** RECORDS SHOWN follows **

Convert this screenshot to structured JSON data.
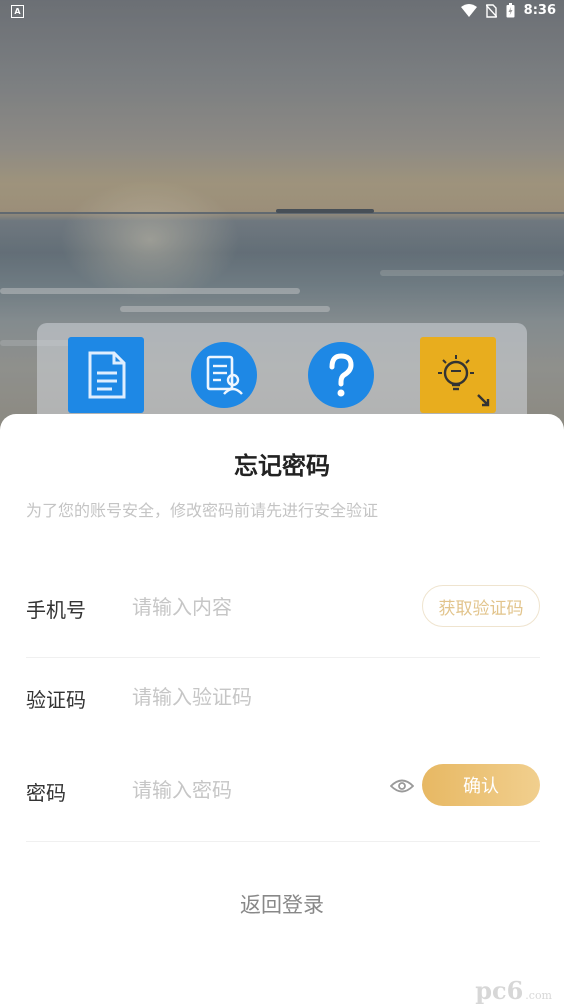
{
  "status_bar": {
    "time": "8:36",
    "left_badge": "A"
  },
  "dialog": {
    "title": "忘记密码",
    "subtitle": "为了您的账号安全，修改密码前请先进行安全验证",
    "fields": {
      "phone": {
        "label": "手机号",
        "placeholder": "请输入内容"
      },
      "code": {
        "label": "验证码",
        "placeholder": "请输入验证码"
      },
      "password": {
        "label": "密码",
        "placeholder": "请输入密码"
      }
    },
    "get_code_label": "获取验证码",
    "confirm_label": "确认",
    "back_label": "返回登录"
  },
  "watermark": {
    "main": "pc6",
    "sub": ".com"
  },
  "colors": {
    "accent": "#e7b863",
    "tile_blue": "#1e88e5",
    "tile_yellow": "#f4b400"
  },
  "icons": [
    "document-icon",
    "resume-icon",
    "question-icon",
    "idea-bulb-icon"
  ]
}
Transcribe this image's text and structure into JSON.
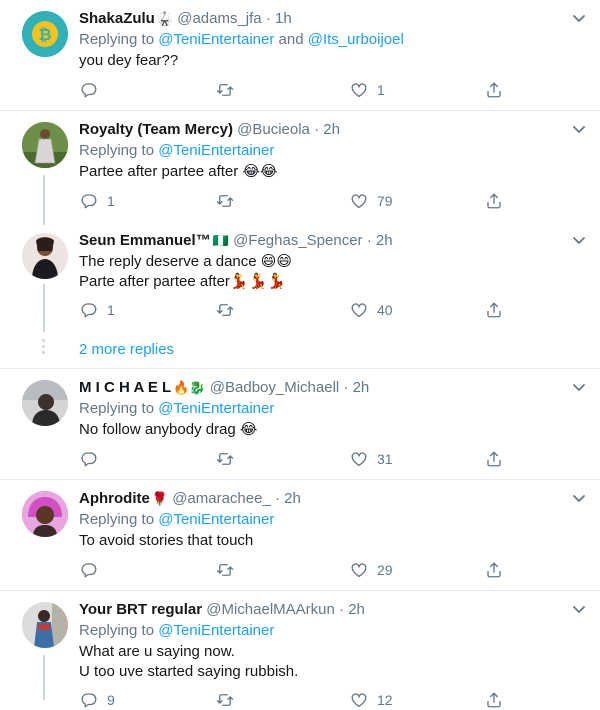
{
  "tweets": [
    {
      "name": "ShakaZulu",
      "name_badge": "🥋",
      "handle": "@adams_jfa",
      "time": "1h",
      "replying_label": "Replying to",
      "mention_1": "@TeniEntertainer",
      "and_label": "and",
      "mention_2": "@Its_urboijoel",
      "lines": [
        "you dey fear??"
      ],
      "reply_count": "",
      "retweet_count": "",
      "like_count": "1"
    },
    {
      "name": "Royalty (Team Mercy)",
      "handle": "@Bucieola",
      "time": "2h",
      "replying_label": "Replying to",
      "mention_1": "@TeniEntertainer",
      "lines": [
        "Partee after partee after 😂😂"
      ],
      "reply_count": "1",
      "retweet_count": "",
      "like_count": "79"
    },
    {
      "name": "Seun Emmanuel™",
      "name_badge": "🇳🇬",
      "handle": "@Feghas_Spencer",
      "time": "2h",
      "lines": [
        "The reply deserve a dance 😄😄",
        "Parte after partee after💃💃💃"
      ],
      "reply_count": "1",
      "retweet_count": "",
      "like_count": "40"
    },
    {
      "name": "M I C H A E L",
      "name_badge": "🔥🐉",
      "handle": "@Badboy_Michaell",
      "time": "2h",
      "replying_label": "Replying to",
      "mention_1": "@TeniEntertainer",
      "lines": [
        "No follow anybody drag 😂"
      ],
      "reply_count": "",
      "retweet_count": "",
      "like_count": "31"
    },
    {
      "name": "Aphrodite",
      "name_badge": "🌹",
      "handle": "@amarachee_",
      "time": "2h",
      "replying_label": "Replying to",
      "mention_1": "@TeniEntertainer",
      "lines": [
        "To avoid stories that touch"
      ],
      "reply_count": "",
      "retweet_count": "",
      "like_count": "29"
    },
    {
      "name": "Your BRT regular",
      "handle": "@MichaelMAArkun",
      "time": "2h",
      "replying_label": "Replying to",
      "mention_1": "@TeniEntertainer",
      "lines": [
        "What are u saying now.",
        "U too uve started saying rubbish."
      ],
      "reply_count": "9",
      "retweet_count": "",
      "like_count": "12"
    }
  ],
  "more_replies": "2 more replies",
  "dot": "·",
  "icons": {
    "reply": "reply-icon",
    "retweet": "retweet-icon",
    "like": "heart-icon",
    "share": "share-icon",
    "menu": "chevron-down-icon"
  },
  "colors": {
    "link": "#1da1f2",
    "muted": "#657786",
    "text": "#14171a",
    "divider": "#e6ecf0",
    "thread": "#ccd6dd"
  }
}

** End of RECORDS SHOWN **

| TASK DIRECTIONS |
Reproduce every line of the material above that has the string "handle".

| COMPLETED EXERCISE |
      "handle": "@adams_jfa",
      "handle": "@Bucieola",
      "handle": "@Feghas_Spencer",
      "handle": "@Badboy_Michaell",
      "handle": "@amarachee_",
      "handle": "@MichaelMAArkun",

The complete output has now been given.